-- EXERCISE DETAILS --
For every line below that includes the word "JSON", add one; report the final number and nothing else.

Top of DATA TO EXAMINE

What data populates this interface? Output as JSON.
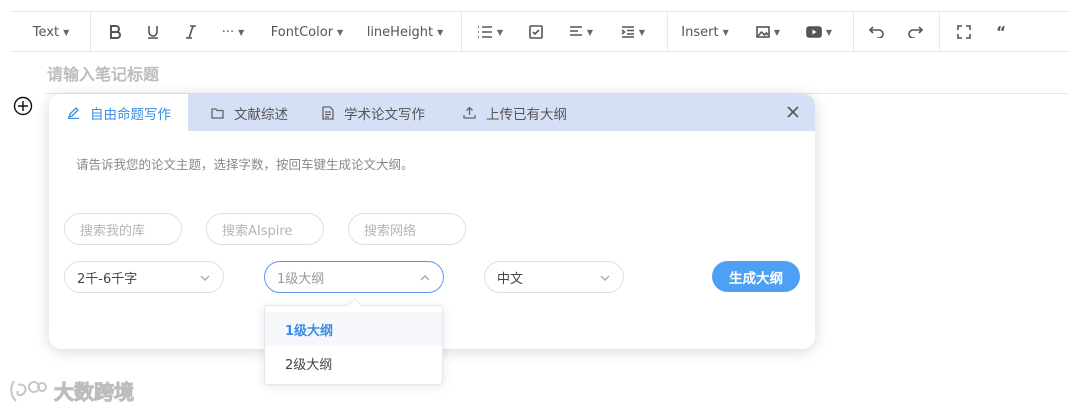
{
  "toolbar": {
    "text_label": "Text",
    "more_label": "···",
    "fontcolor_label": "FontColor",
    "lineheight_label": "lineHeight",
    "insert_label": "Insert",
    "quote_label": "“"
  },
  "editor": {
    "title_placeholder": "请输入笔记标题"
  },
  "panel": {
    "tabs": [
      {
        "label": "自由命题写作",
        "icon": "pencil-icon"
      },
      {
        "label": "文献综述",
        "icon": "folder-icon"
      },
      {
        "label": "学术论文写作",
        "icon": "document-icon"
      },
      {
        "label": "上传已有大纲",
        "icon": "upload-icon"
      }
    ],
    "hint": "请告诉我您的论文主题，选择字数，按回车键生成论文大纲。",
    "search_pills": [
      "搜索我的库",
      "搜索AIspire",
      "搜索网络"
    ],
    "word_count": "2千-6千字",
    "outline_level_placeholder": "1级大纲",
    "language": "中文",
    "generate_label": "生成大纲"
  },
  "dropdown": {
    "options": [
      "1级大纲",
      "2级大纲"
    ],
    "selected": "1级大纲"
  },
  "watermark": {
    "text": "大数跨境"
  },
  "colors": {
    "accent": "#3a8ee6",
    "tab_bar": "#d5dff6",
    "button": "#4ea0f5"
  }
}
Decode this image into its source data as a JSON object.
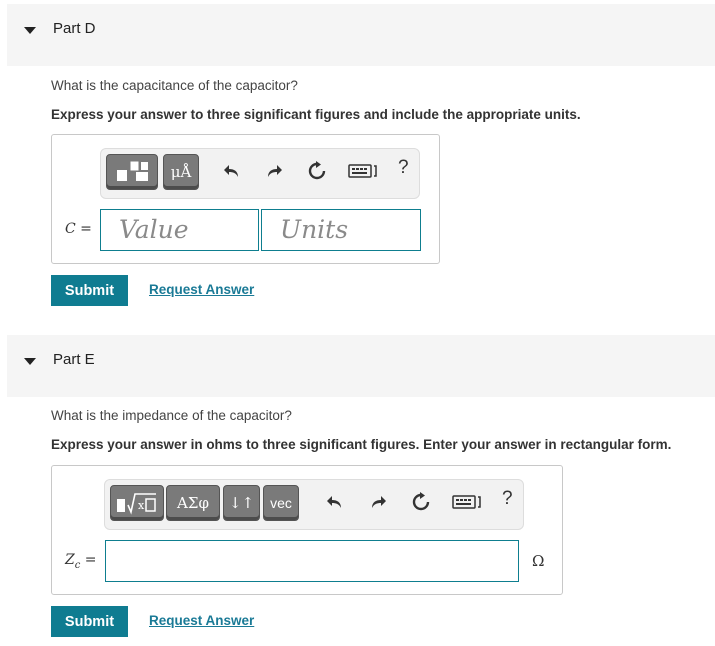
{
  "part_d": {
    "title": "Part D",
    "question": "What is the capacitance of the capacitor?",
    "instructions": "Express your answer to three significant figures and include the appropriate units.",
    "toolbar": {
      "units_button": "μÅ",
      "help": "?"
    },
    "variable": "C",
    "equals": "=",
    "value_placeholder": "Value",
    "units_placeholder": "Units",
    "submit": "Submit",
    "request_answer": "Request Answer"
  },
  "part_e": {
    "title": "Part E",
    "question": "What is the impedance of the capacitor?",
    "instructions": "Express your answer in ohms to three significant figures. Enter your answer in rectangular form.",
    "toolbar": {
      "greek_button": "ΑΣφ",
      "arrows_button": "↓↑",
      "vec_button": "vec",
      "help": "?"
    },
    "variable": "Z",
    "variable_sub": "c",
    "equals": "=",
    "unit": "Ω",
    "submit": "Submit",
    "request_answer": "Request Answer"
  },
  "colors": {
    "accent": "#0f7c91",
    "link": "#1a7a96",
    "header_bg": "#f5f5f5"
  }
}
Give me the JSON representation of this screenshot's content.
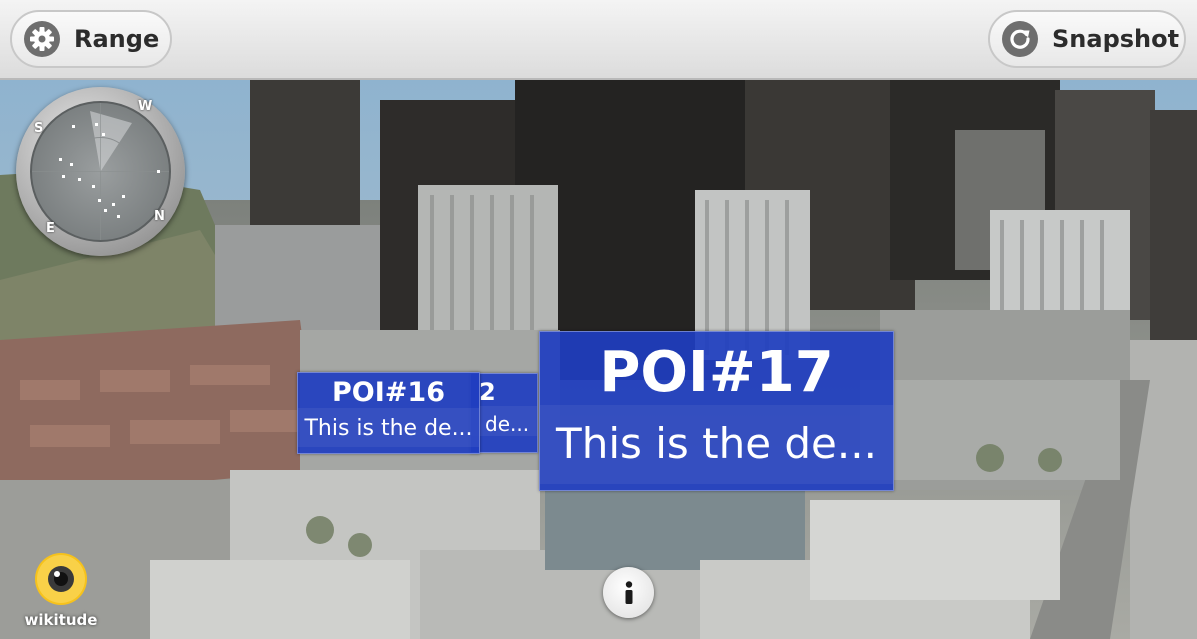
{
  "toolbar": {
    "range_label": "Range",
    "snapshot_label": "Snapshot"
  },
  "radar": {
    "directions": {
      "north": "N",
      "south": "S",
      "east": "E",
      "west": "W"
    }
  },
  "pois": [
    {
      "title": "POI#17",
      "description": "This is the de..."
    },
    {
      "title": "POI#16",
      "description": "This is the de..."
    },
    {
      "title": "2",
      "description": "de..."
    }
  ],
  "logo": {
    "text": "wikitude"
  },
  "colors": {
    "poi_blue": "#203ec0",
    "logo_yellow": "#f6c21c",
    "toolbar_bg": "#e8e8e8"
  },
  "icons": {
    "range": "gear-icon",
    "snapshot": "refresh-icon",
    "info": "info-icon"
  }
}
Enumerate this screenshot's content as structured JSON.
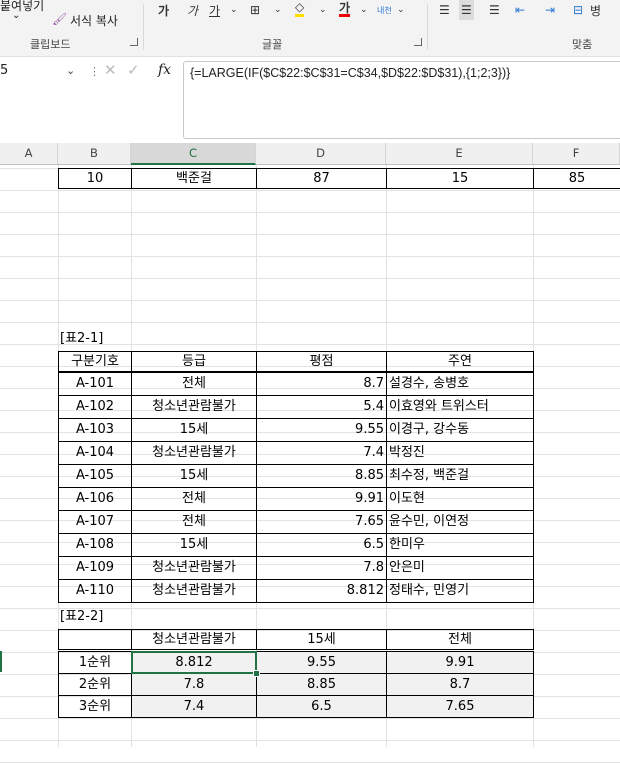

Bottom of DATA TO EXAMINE

-- RESULT OF THE EXERCISE --
4